> TASK BRIEF
Count up the lines below that hold "name", then give that count by itself.

Dataset rows for apps and sites

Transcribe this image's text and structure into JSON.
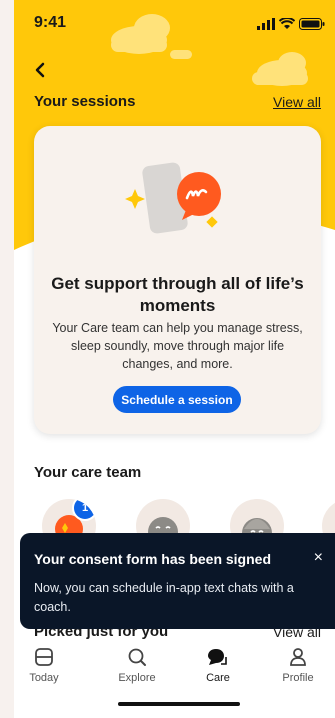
{
  "status_bar": {
    "time": "9:41"
  },
  "header": {
    "sessions_title": "Your sessions",
    "view_all": "View all"
  },
  "card": {
    "title": "Get support through all of life’s moments",
    "body": "Your Care team can help you manage stress, sleep soundly, move through major life changes, and more.",
    "button": "Schedule a session"
  },
  "team": {
    "title": "Your care team",
    "badge_count": "1"
  },
  "toast": {
    "title": "Your consent form has been signed",
    "body": "Now, you can schedule in-app text chats with a coach.",
    "close": "×"
  },
  "picked": {
    "title": "Picked just for you",
    "view_all": "View all"
  },
  "tabs": [
    {
      "label": "Today",
      "icon": "today-icon"
    },
    {
      "label": "Explore",
      "icon": "search-icon"
    },
    {
      "label": "Care",
      "icon": "chat-icon"
    },
    {
      "label": "Profile",
      "icon": "profile-icon"
    }
  ],
  "colors": {
    "hero_yellow": "#ffc80a",
    "accent_blue": "#0e64e6",
    "toast_bg": "#0a1628",
    "chat_orange": "#ff5a1f"
  }
}
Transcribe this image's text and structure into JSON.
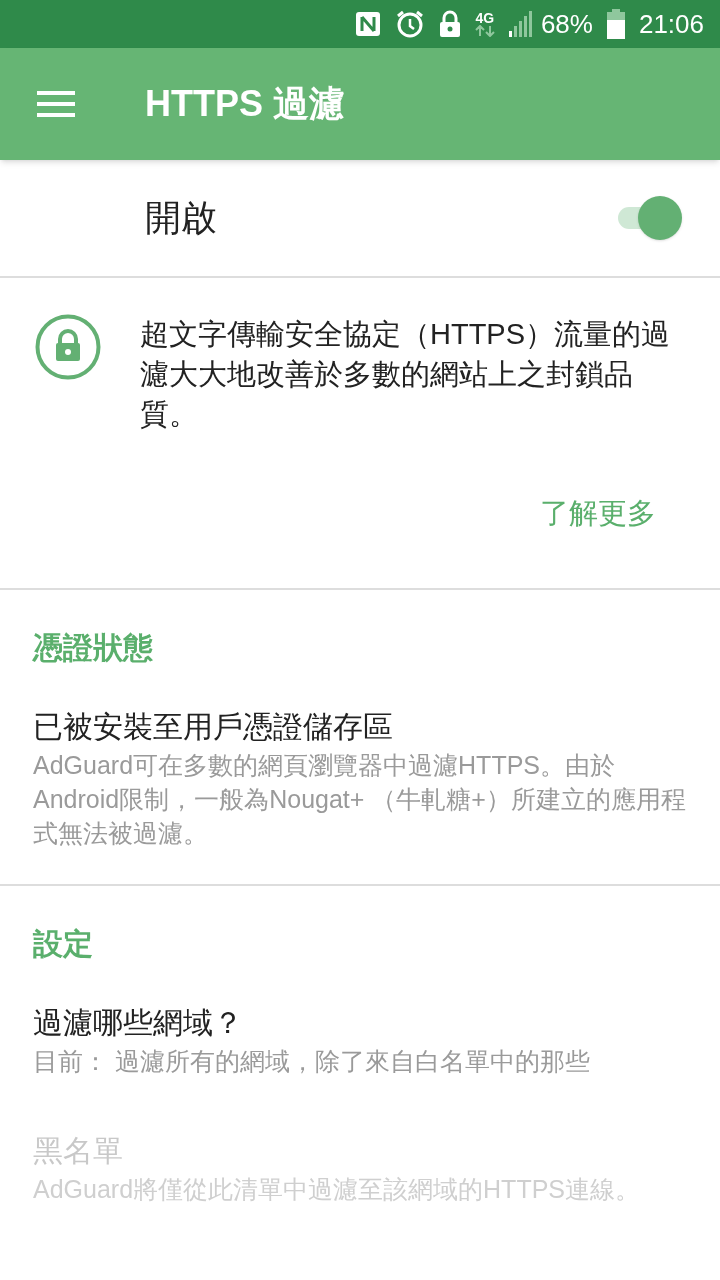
{
  "status_bar": {
    "network": "4G",
    "battery": "68%",
    "time": "21:06"
  },
  "toolbar": {
    "title": "HTTPS 過濾"
  },
  "main_switch": {
    "label": "開啟",
    "on": true
  },
  "info": {
    "text": "超文字傳輸安全協定（HTTPS）流量的過濾大大地改善於多數的網站上之封鎖品質。",
    "link": "了解更多"
  },
  "sections": [
    {
      "header": "憑證狀態",
      "items": [
        {
          "title": "已被安裝至用戶憑證儲存區",
          "subtitle": "AdGuard可在多數的網頁瀏覽器中過濾HTTPS。由於Android限制，一般為Nougat+ （牛軋糖+）所建立的應用程式無法被過濾。",
          "disabled": false
        }
      ]
    },
    {
      "header": "設定",
      "items": [
        {
          "title": "過濾哪些網域？",
          "subtitle": "目前： 過濾所有的網域，除了來自白名單中的那些",
          "disabled": false
        },
        {
          "title": "黑名單",
          "subtitle": "AdGuard將僅從此清單中過濾至該網域的HTTPS連線。",
          "disabled": true
        }
      ]
    }
  ]
}
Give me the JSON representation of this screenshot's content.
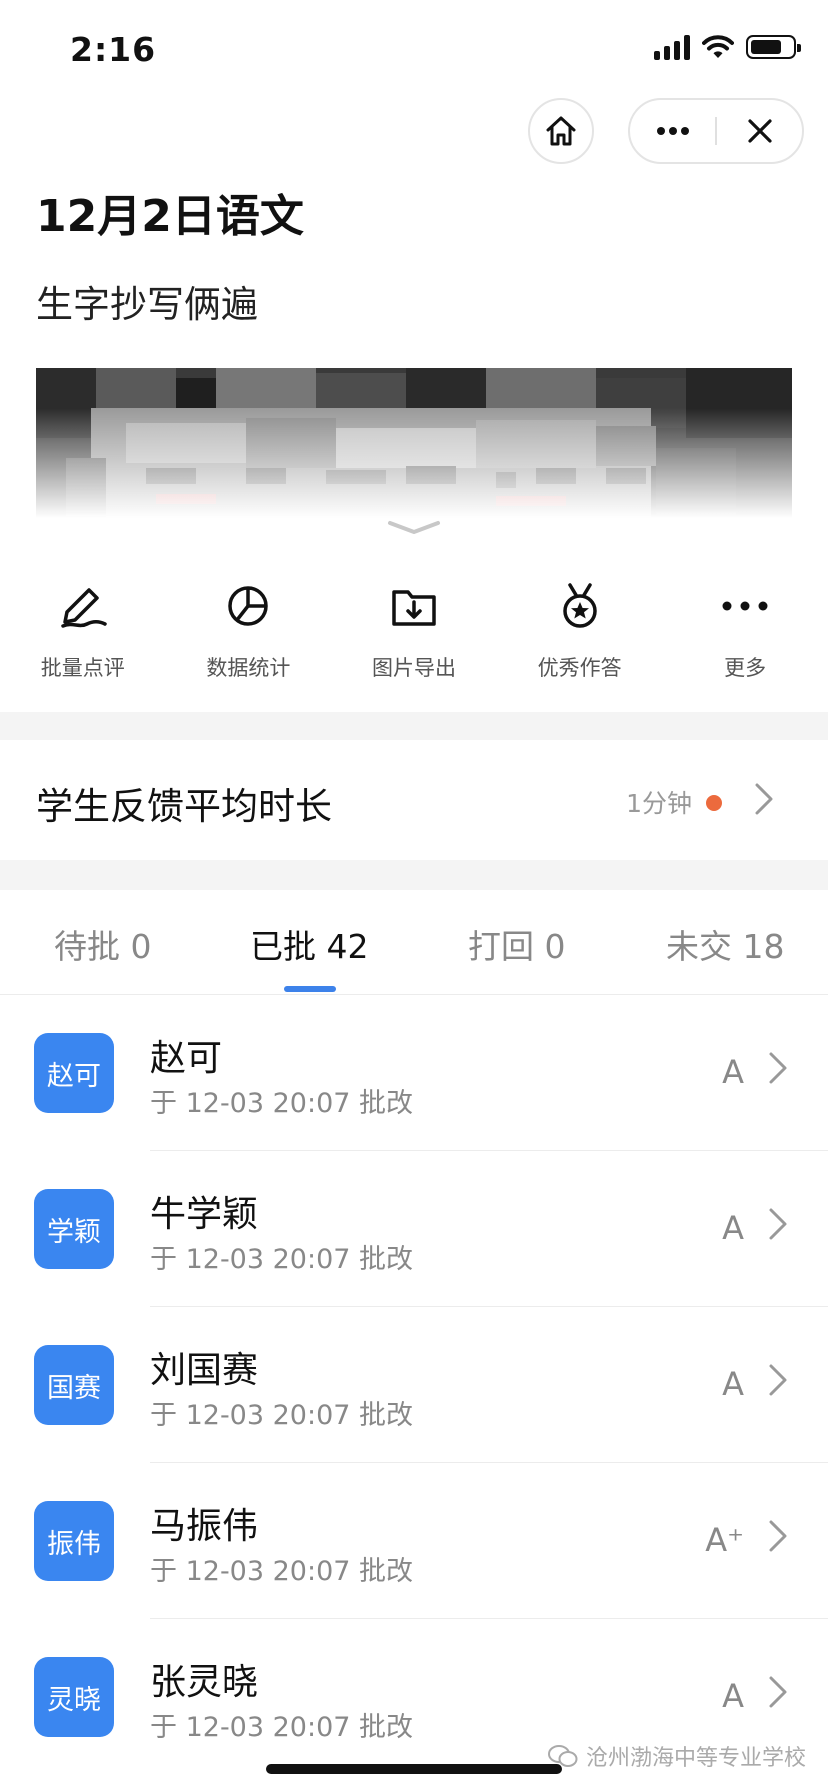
{
  "status_bar": {
    "time": "2:16"
  },
  "header": {
    "title": "12月2日语文",
    "subtitle": "生字抄写俩遍"
  },
  "actions": [
    {
      "label": "批量点评",
      "icon": "pen-signature-icon"
    },
    {
      "label": "数据统计",
      "icon": "pie-chart-icon"
    },
    {
      "label": "图片导出",
      "icon": "folder-download-icon"
    },
    {
      "label": "优秀作答",
      "icon": "medal-star-icon"
    },
    {
      "label": "更多",
      "icon": "more-dots-icon"
    }
  ],
  "feedback": {
    "label": "学生反馈平均时长",
    "value": "1分钟",
    "dot_color": "#ec6a3d"
  },
  "tabs": [
    {
      "label": "待批 0",
      "active": false
    },
    {
      "label": "已批 42",
      "active": true
    },
    {
      "label": "打回 0",
      "active": false
    },
    {
      "label": "未交 18",
      "active": false
    }
  ],
  "students": [
    {
      "avatar": "赵可",
      "name": "赵可",
      "meta": "于 12-03 20:07 批改",
      "grade": "A"
    },
    {
      "avatar": "学颖",
      "name": "牛学颖",
      "meta": "于 12-03 20:07 批改",
      "grade": "A"
    },
    {
      "avatar": "国赛",
      "name": "刘国赛",
      "meta": "于 12-03 20:07 批改",
      "grade": "A"
    },
    {
      "avatar": "振伟",
      "name": "马振伟",
      "meta": "于 12-03 20:07 批改",
      "grade": "A⁺"
    },
    {
      "avatar": "灵晓",
      "name": "张灵晓",
      "meta": "于 12-03 20:07 批改",
      "grade": "A"
    }
  ],
  "watermark": "沧州渤海中等专业学校",
  "colors": {
    "accent": "#3d82ea",
    "avatar_bg": "#3a86f0"
  }
}
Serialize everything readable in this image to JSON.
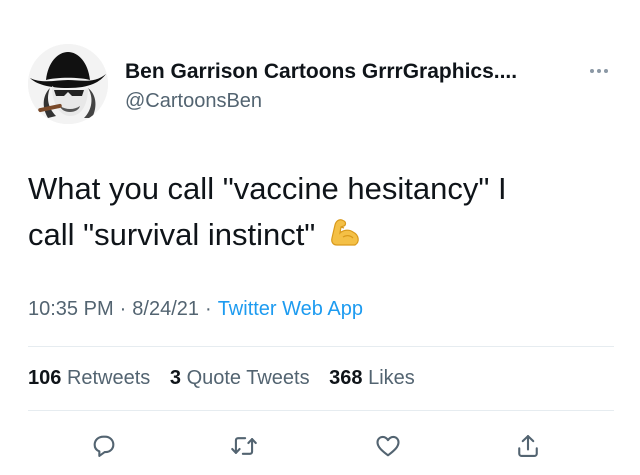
{
  "user": {
    "name": "Ben Garrison Cartoons GrrrGraphics....",
    "handle": "@CartoonsBen",
    "avatar_icon": "cowboy-hat-portrait"
  },
  "tweet": {
    "text_line1": "What you call \"vaccine hesitancy\" I",
    "text_line2": "call \"survival instinct\"",
    "emoji": "flexed-biceps-emoji",
    "time": "10:35 PM",
    "date": "8/24/21",
    "separator": "·",
    "source": "Twitter Web App"
  },
  "stats": {
    "retweets_count": "106",
    "retweets_label": "Retweets",
    "quotes_count": "3",
    "quotes_label": "Quote Tweets",
    "likes_count": "368",
    "likes_label": "Likes"
  },
  "actions": [
    "reply-icon",
    "retweet-icon",
    "like-icon",
    "share-icon"
  ],
  "colors": {
    "text": "#0f1419",
    "secondary": "#536471",
    "link": "#1d9bf0",
    "divider": "#e6ecf0"
  }
}
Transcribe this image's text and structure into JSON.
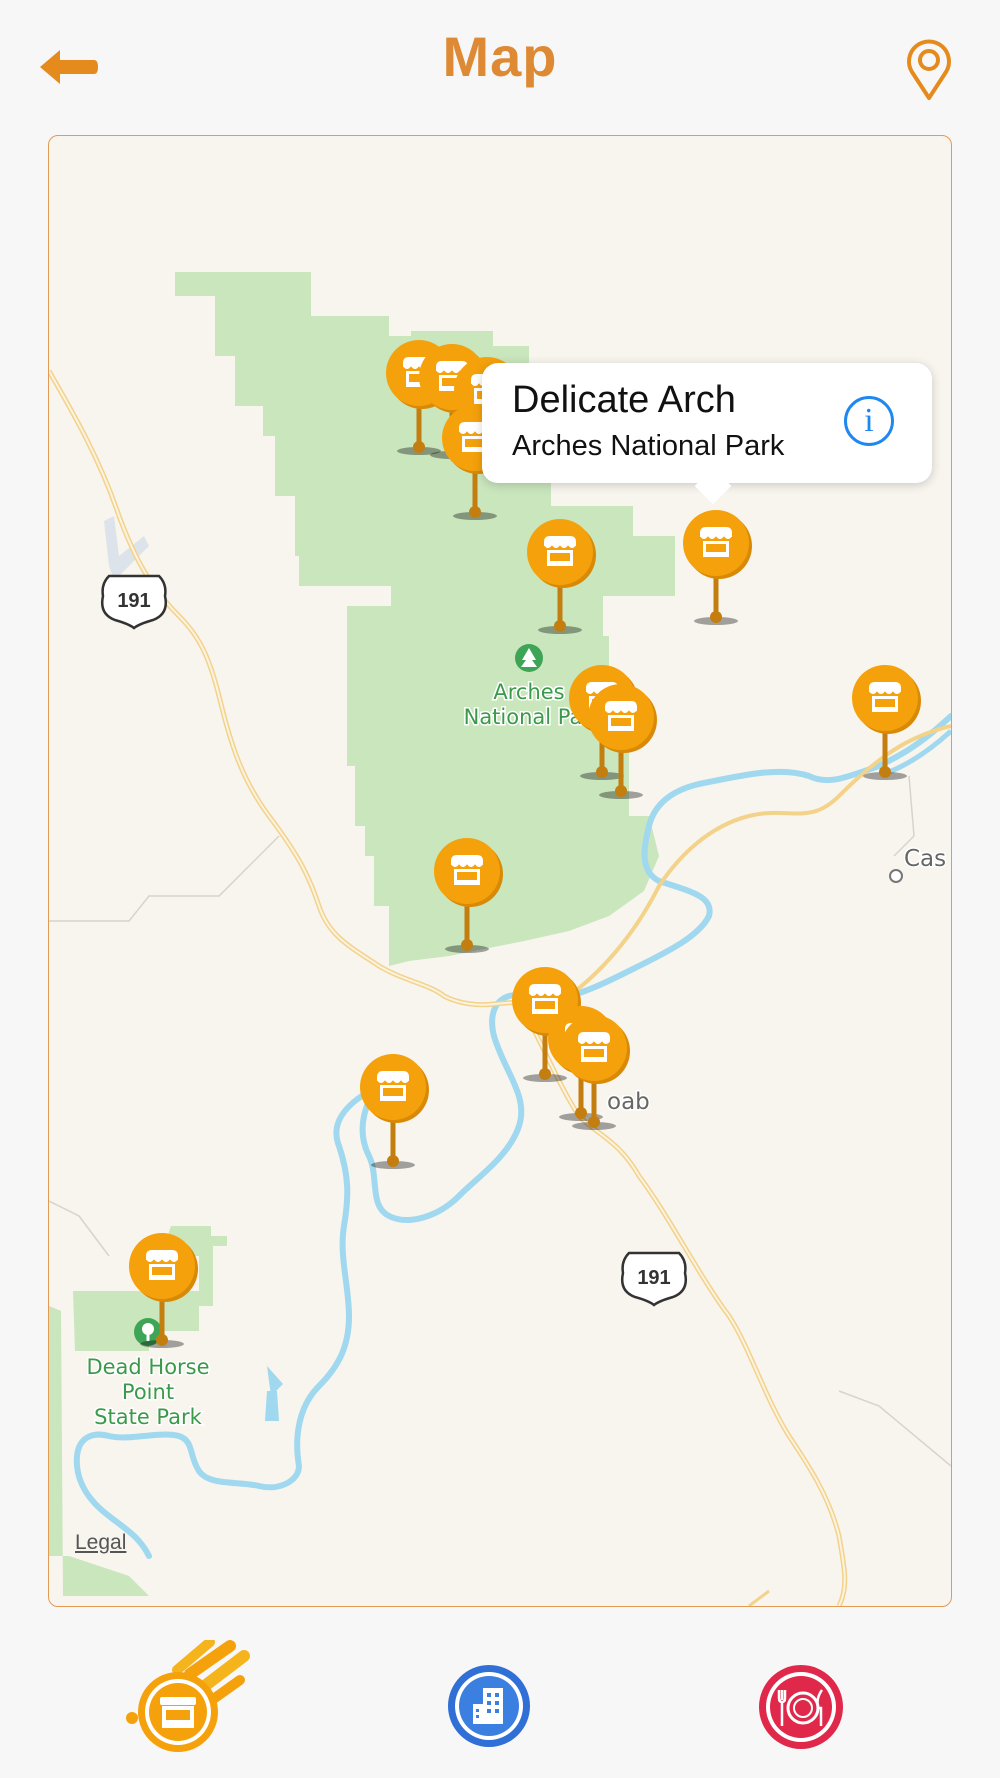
{
  "header": {
    "title": "Map",
    "back_icon": "arrow-left-icon",
    "locate_icon": "location-pin-icon"
  },
  "colors": {
    "accent": "#de8a35",
    "pin_orange": "#f5a10c",
    "park_green": "#c9e6bd",
    "water": "#9fd8ef",
    "road": "#f3d28a",
    "info_blue": "#1e88f0",
    "hotel_blue": "#2f6fd6",
    "food_red": "#e0284a"
  },
  "map": {
    "labels": {
      "arches_line1": "Arches",
      "arches_line2": "National Pa",
      "dead_horse_line1": "Dead Horse",
      "dead_horse_line2": "Point",
      "dead_horse_line3": "State Park",
      "moab": "oab",
      "castle": "Cas",
      "route_shield_north": "191",
      "route_shield_south": "191"
    },
    "callout": {
      "title": "Delicate Arch",
      "subtitle": "Arches National Park",
      "info_label": "i"
    },
    "legal_label": "Legal",
    "pin_icon": "shop-pin-icon"
  },
  "tabbar": {
    "items": [
      {
        "name": "shops",
        "icon": "shop-icon",
        "selected": true
      },
      {
        "name": "hotels",
        "icon": "building-icon",
        "selected": false
      },
      {
        "name": "restaurants",
        "icon": "plate-cutlery-icon",
        "selected": false
      }
    ]
  }
}
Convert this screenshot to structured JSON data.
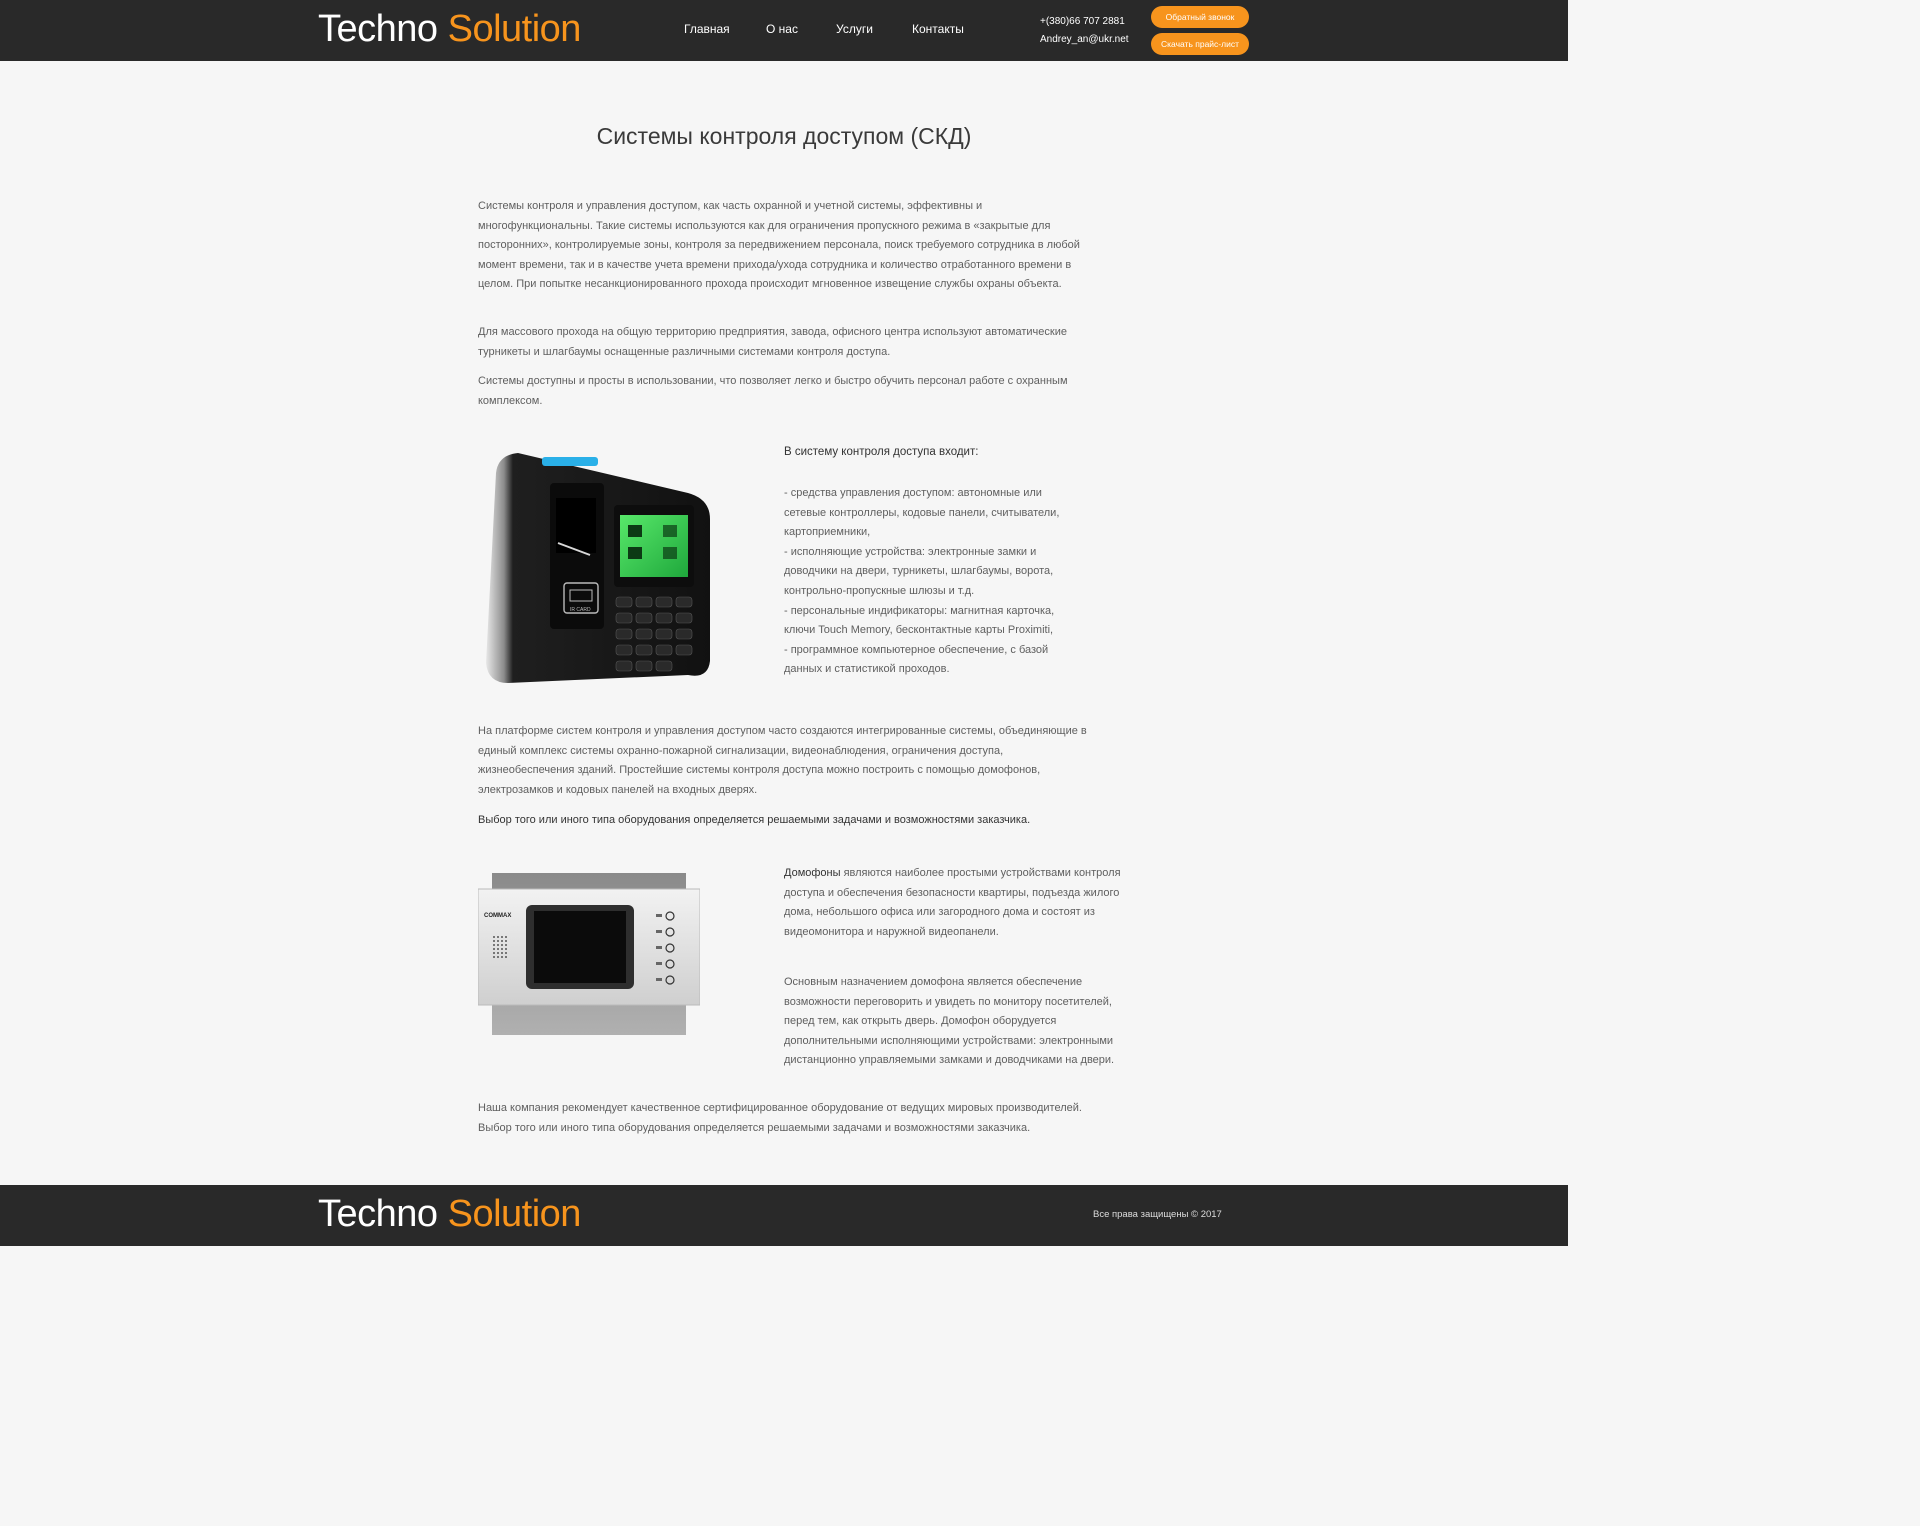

> YOUR RESPONSE
9